There are two probable origins for this idiom and I think both are equally plausible. The first one is that when you spread butter on bread you are buttering it up like one would do when trying to flatter someone. The second is in ancient India there was a practice of throwing balls of butter at statues to ask for favor, i.e. buttering them up. (source)
When we use the phrase today we generally mean that extreme flattery is used to gain information or favor. It's not always necessarily a compliment.
Today's idiom was uttered during fights, I'm thinking when an especially powerful hit provided the needed knockout in a fight. But it became a popular phrase in the mid-1960s when Pepsi-Cola wanted to increase the popularity of a southern drink called Mountain Dew. It was a regional drink that Pepsi thought had potential to become popular nationwide. The first ad campaign promised to "knock the socks off" anyone who drank it. (source)
The phrase today is a positive one meaning that someone who has their socks knocked off has been surprised or astonished.
Searches didn't reveal an origin for this phrase and the given explanation leans toward the phrase meaning reasonable, read about it here. The phrase means practical and humble, unassuming, unpretentious, reasonable.
I have always thought this idiom's figurative meaning was that a person being called a diamond in the rough wasn't living up to their potential yet and it was going to emerge soon. But according to this website it means someone who is basically good hearted but lacking social graces and respect for the law. It's possible this is a cultural difference since that website is UK based, perhaps it holds that figurative meaning in Britain?

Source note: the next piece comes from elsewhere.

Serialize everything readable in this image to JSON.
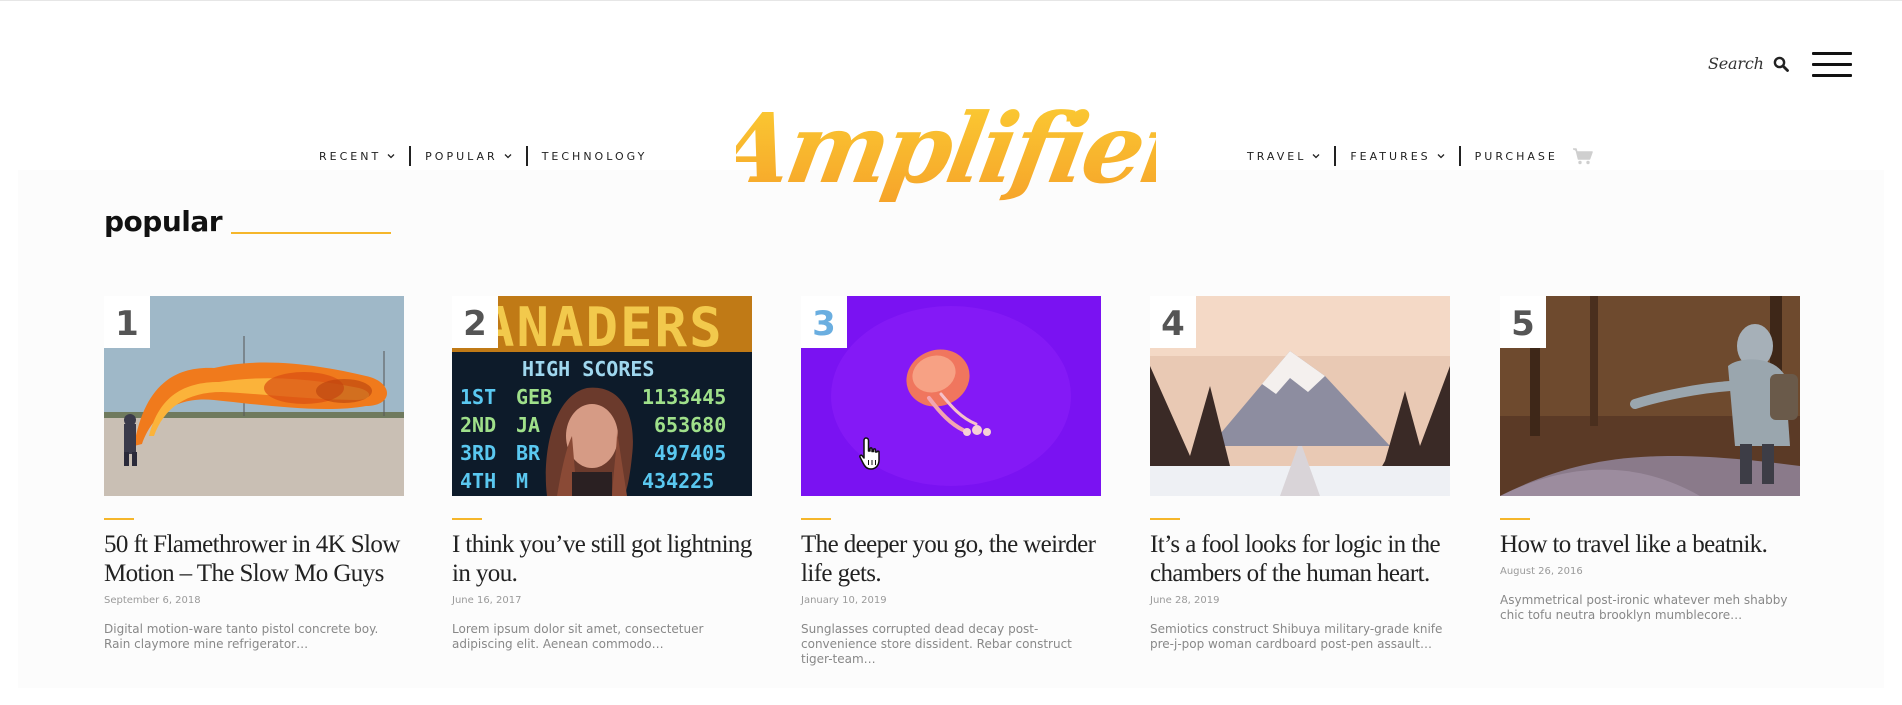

This phrase is believed to have originated with hotels, or more specifically, an "alarm clock" type service that hotels had, and still do. Read all about it here.
When we use the phrase today we mean it as the original meaning and it also means an event or occurrence of some sort which alerts a person to a problem that needs fixing.
In Tudor England Elizabeth I, in an attempt to turn around a national debt, signed the license in 1567 to have a national lottery. Drawing a blank was a phrase used when someone drew a blank lottery ticket. It's a pretty fascinating history, read about it here.
Throughout the centuries the phrase evolved into how we use it today, to fail to recall a memory or fail in some speculative effort.
In the early 20th century gambling with dice was illegal in many states and so gamblers went to some pains to hide the dice when challenged by the police. Courts would sometimes throw out cases if the dice weren't offered in evidence. Thus "no dice." (source)
Today when we say it we are actually saying that we are refusing the proposal presented.
This idiom has its origin in the theater when impromptu performances were given by actors who had hurriedly learned their lines while waiting in the wings and then received prompts from there. (source)
The phrase expanded outside of the theater to mean doing anything without preparation.
This phrase means something that requires little mental effort or intelligence to perform or understand. The term is often applied to decisions which are straightforward or sometimes to people who appear to lack intelligence. The origin of it isn't clear, it seems to have just come into being. Read about it here.
In the late 17th century this phrase started appearing in speech. At first it was simply "a pill to swallow" and then as the years went by different people started adding the word "hard" or even "bitter" to the saying. The idea then, and now, is that pills can be difficult to swallow - and in the figurative sense a hard pill to swallow means accepting something that is hard to believe. (source)